If you are hiring, especially for a position where the employee is going to have access to your accounts, you need to follow good pre-employment guidelines to avoid the risk of being open to fraud.
Here are a few questions to ask yourself…
Does your organisation:
• hold face to face interviews with all shortlisted potential employees?
• do reference checks by phone to referees?
• carry out police checks on potential employees before you make an offer?
• have a policy/procedure manual for all staff?
• require two or more signatories for all payments?
• have policies for checking accounts receivable and payable?
• have cash-handling policies in place?
• have a policy on reporting fraud to the police?

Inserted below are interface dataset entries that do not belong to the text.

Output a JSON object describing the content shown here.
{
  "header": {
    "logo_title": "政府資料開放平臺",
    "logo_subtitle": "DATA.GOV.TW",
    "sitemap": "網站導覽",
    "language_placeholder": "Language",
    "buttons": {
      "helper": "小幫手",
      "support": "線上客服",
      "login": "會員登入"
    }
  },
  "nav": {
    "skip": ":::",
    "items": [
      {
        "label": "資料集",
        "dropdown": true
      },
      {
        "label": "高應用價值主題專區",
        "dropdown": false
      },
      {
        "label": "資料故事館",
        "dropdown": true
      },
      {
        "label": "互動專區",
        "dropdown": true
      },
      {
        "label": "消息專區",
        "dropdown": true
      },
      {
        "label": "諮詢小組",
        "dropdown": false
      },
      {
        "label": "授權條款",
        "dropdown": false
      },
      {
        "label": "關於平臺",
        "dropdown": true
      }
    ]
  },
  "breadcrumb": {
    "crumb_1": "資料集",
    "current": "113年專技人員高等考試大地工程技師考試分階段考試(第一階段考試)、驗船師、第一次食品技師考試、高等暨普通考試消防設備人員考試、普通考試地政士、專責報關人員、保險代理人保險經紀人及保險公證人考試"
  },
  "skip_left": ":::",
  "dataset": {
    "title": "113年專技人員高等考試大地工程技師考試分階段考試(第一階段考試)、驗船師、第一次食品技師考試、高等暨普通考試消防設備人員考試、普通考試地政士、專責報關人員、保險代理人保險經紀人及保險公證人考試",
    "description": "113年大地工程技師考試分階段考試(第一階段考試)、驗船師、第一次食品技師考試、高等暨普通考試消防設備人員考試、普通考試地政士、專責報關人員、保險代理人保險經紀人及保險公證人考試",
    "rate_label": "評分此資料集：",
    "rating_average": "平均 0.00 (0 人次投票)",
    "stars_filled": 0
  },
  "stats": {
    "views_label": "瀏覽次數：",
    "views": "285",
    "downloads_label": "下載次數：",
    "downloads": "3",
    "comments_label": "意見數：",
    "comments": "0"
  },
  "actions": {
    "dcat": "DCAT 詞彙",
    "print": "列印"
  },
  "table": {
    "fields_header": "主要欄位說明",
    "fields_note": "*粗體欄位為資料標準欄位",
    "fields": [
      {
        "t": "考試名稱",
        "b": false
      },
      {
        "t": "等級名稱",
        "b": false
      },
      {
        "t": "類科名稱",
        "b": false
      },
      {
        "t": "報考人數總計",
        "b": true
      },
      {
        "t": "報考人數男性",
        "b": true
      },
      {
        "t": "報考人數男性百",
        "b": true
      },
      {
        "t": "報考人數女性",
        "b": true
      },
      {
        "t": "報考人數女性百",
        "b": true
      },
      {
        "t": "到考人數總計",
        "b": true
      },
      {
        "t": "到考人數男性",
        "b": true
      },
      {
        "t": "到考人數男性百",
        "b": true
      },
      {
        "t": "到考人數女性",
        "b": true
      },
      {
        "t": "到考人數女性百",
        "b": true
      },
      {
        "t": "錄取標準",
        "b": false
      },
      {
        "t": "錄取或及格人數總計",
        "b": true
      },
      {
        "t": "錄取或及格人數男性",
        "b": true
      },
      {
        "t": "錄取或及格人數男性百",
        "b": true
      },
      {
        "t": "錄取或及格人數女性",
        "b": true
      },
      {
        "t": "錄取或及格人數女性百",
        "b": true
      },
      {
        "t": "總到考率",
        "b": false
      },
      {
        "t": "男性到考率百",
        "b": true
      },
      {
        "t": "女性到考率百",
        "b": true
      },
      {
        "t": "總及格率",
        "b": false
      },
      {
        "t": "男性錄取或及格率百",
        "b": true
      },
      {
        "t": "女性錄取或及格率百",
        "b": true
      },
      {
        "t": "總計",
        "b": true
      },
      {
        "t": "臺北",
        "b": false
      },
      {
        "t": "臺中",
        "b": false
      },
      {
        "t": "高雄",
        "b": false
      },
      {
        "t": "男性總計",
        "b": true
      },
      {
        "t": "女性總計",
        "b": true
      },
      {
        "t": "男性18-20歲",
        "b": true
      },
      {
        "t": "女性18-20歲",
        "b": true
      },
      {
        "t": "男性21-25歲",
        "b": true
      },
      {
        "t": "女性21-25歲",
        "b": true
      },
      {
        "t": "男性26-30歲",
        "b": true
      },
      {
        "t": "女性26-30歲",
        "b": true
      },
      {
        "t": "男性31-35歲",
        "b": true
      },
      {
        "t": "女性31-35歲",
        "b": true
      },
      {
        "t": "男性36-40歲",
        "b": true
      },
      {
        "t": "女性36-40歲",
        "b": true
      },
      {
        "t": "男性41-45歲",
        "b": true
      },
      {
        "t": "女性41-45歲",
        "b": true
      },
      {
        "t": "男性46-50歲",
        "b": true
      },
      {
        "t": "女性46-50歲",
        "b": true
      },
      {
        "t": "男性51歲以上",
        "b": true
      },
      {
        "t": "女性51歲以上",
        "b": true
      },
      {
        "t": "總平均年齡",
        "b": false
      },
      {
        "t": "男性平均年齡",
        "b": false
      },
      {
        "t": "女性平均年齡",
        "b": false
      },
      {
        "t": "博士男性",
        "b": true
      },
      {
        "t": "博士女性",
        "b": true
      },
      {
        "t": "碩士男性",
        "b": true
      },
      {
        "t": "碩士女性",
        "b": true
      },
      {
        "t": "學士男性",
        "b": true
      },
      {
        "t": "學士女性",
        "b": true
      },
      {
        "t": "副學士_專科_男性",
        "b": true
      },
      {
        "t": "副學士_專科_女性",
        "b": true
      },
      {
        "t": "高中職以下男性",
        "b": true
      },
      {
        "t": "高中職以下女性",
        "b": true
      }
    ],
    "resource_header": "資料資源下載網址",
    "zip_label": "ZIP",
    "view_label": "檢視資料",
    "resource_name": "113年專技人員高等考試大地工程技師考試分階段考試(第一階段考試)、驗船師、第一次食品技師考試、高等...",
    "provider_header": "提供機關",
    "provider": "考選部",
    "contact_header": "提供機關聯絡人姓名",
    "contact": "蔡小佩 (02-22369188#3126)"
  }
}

Here are some good pre-employment checks that will help you:
• get a written CV and check it for gaps and inconsistencies
• get an application form completed in advance of the interview and do background checks on the information provided
• interview in person and use at least two people, one to make good notes and the other to watch for body language and reactions
• have a list of questions, so you cover all points and ask consistent questions of the applicants
• drill down on answers to see if the applicant really is telling the truth e.g. ask how they would handle a certain situation - then ask for more detail
• talk to all referees and don’t call mobile phones, find the company landline, call and ask for the referee. It’s too easy to have anyone answer a mobile phone. Have a list of questions. Ask if they would re-employ the applicant and be wary of even the slightest hesitation. Be suspicious of applicants who do not want you to talk to their last employer. Have they been pushed out?
• consider getting a police vet done - you will need to get written permission, so you might want to include that on your job advert
• have written employment contracts… and you must keep a signed copy, plus a copy of any draft given to the employee to consider
Ensure you have policies in place to deter fraud – take away the opportunities to deter anyone that has the inclination to commit fraud.
Be aware that, in some cases, fraudsters could be highly trusted, long-term employees, who no-one would suspect, so make sure policies are followed by everyone, all the time. The policies are there for a reason, so make sure that they are adhered to.
Cash handling, creditor payments etc. should be prepared and approved by at least two people and both people should see the original material. Check bank account numbers as invoices can be doctored to insert a different bank number. Extra invoices can be created so the creditor gets paid, but so does the fraudster.
Carry out random checks - you could call the creditor to check on the invoice to ensure it's genuine.
If you suspect Fraud…
If you are suspicious, then do background checks to see what you can discover. Act quickly but stealthily, so evidence does not disappear.
If you think fraud has occurred, you must follow a full and fair investigation process. You do not want to be paying the fraudster damages for their hurt feelings because of a poor process.
EasyHR can help you prepare for interviewing and put employment policies into place to protect you. Call Tarryn on 027 530 1255 for a chat.
Tarryn has worked in HR for over 14 years and loves to solve problems. She is a self professed employment relations junkie! She lives in Auckland with her dedicated husband, tireless toddler and three special needs cats.